As you know, each workflow association is configured with a task list that makes it possible for workflow instances to create tasks and assign them to the users. WSS supplies a special content type named WorkflowTask with an ID of 0x010801. When you design a WF program to create tasks, you can choose the standard WorkflowTask content type or create your own custom content type. If you create your own custom content type, you must create it so that it inherits from the standard WorkflowTask content type.
One advantage to creating a custom content type for workflow tasks is that you can add extra fields beyond those defined in the standard WorkflowTask content type. A second advantage is that you can create a custom Task Edit Form. This allows you to take over the user experience when a user needs to edit a task. For example, you can supply a task edit form containing only the necessary controls, such as an Approve and Reject button.
Two different approaches can be used to develop custom input forms for a WSS workflow template. You can create your forms by using custom application pages, which are standard .aspx pages deployed to run out of the _layouts directory. We will discuss these workflow input forms in this chapter. If you can assume that your custom workflow templates will always run in an environment in which MOSS is installed, you also have the option of creating custom workflow forms using Microsoft Office InfoPath 2007.
There are many benefits to using Office InfoPath 2007 to create the forms for a custom workflow template. First, the integration of InfoPath Forms into a WSS workflow template significantly reduces the amount of code that you need to supply. Secondly, InfoPath forms provide a level of integration with the 2007 Microsoft Office suite client applications such as Word, Excel, Office PowerPoint, and Microsoft Office Outlook. While InfoPath forms can be presented to the user through the browser, they can also be hosted directly from within the 2007 Microsoft Office suite application, providing a more seamless user experience.

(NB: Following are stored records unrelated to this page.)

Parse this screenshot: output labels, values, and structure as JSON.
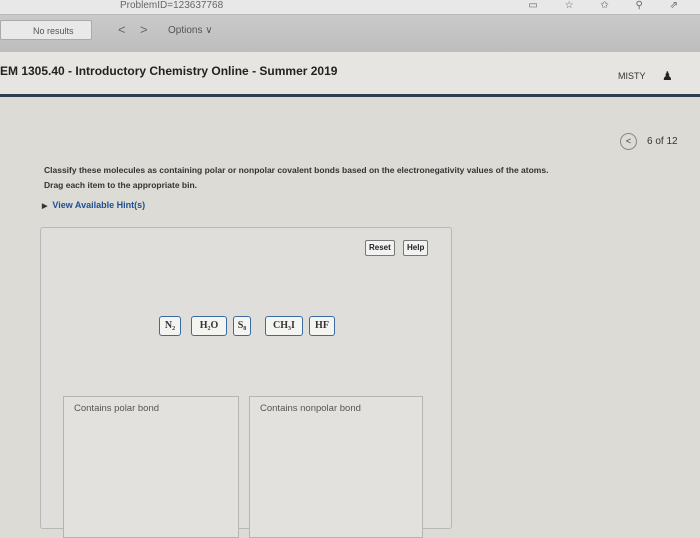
{
  "browser": {
    "url_fragment": "ProblemID=123637768",
    "find_field_text": "No results",
    "back_glyph": "<",
    "forward_glyph": ">",
    "options_label": "Options ∨",
    "toolbar_icons": "▭ ☆ ✩ ⚲ ⇗"
  },
  "header": {
    "course_title": "EM 1305.40 - Introductory Chemistry Online - Summer 2019",
    "user_name": "MISTY",
    "user_icon": "♟"
  },
  "pager": {
    "prev_glyph": "<",
    "position": "6 of 12"
  },
  "question": {
    "prompt_line1": "Classify these molecules as containing polar or nonpolar covalent bonds based on the electronegativity values of the atoms.",
    "prompt_line2": "Drag each item to the appropriate bin.",
    "hint_link": "View Available Hint(s)"
  },
  "workspace": {
    "reset_label": "Reset",
    "help_label": "Help",
    "chips": [
      {
        "label": "N₂"
      },
      {
        "label": "H₂O"
      },
      {
        "label": "S₈"
      },
      {
        "label": "CH₃I"
      },
      {
        "label": "HF"
      }
    ],
    "bins": [
      {
        "label": "Contains polar bond"
      },
      {
        "label": "Contains nonpolar bond"
      }
    ]
  },
  "colors": {
    "header_rule": "#2c3e50",
    "chip_border": "#3a6aa3",
    "link": "#1d4f91"
  }
}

The obvious drawback to creating a workflow template that uses InfoPath forms is that it picks up a dependency on MOSS and cannot be used within environments running on WSS. For this reason, this chapter focuses on creating workflow input forms using .aspx files so that they can be deployed within any WSS 3.0 environment regardless of whether MOSS is also installed.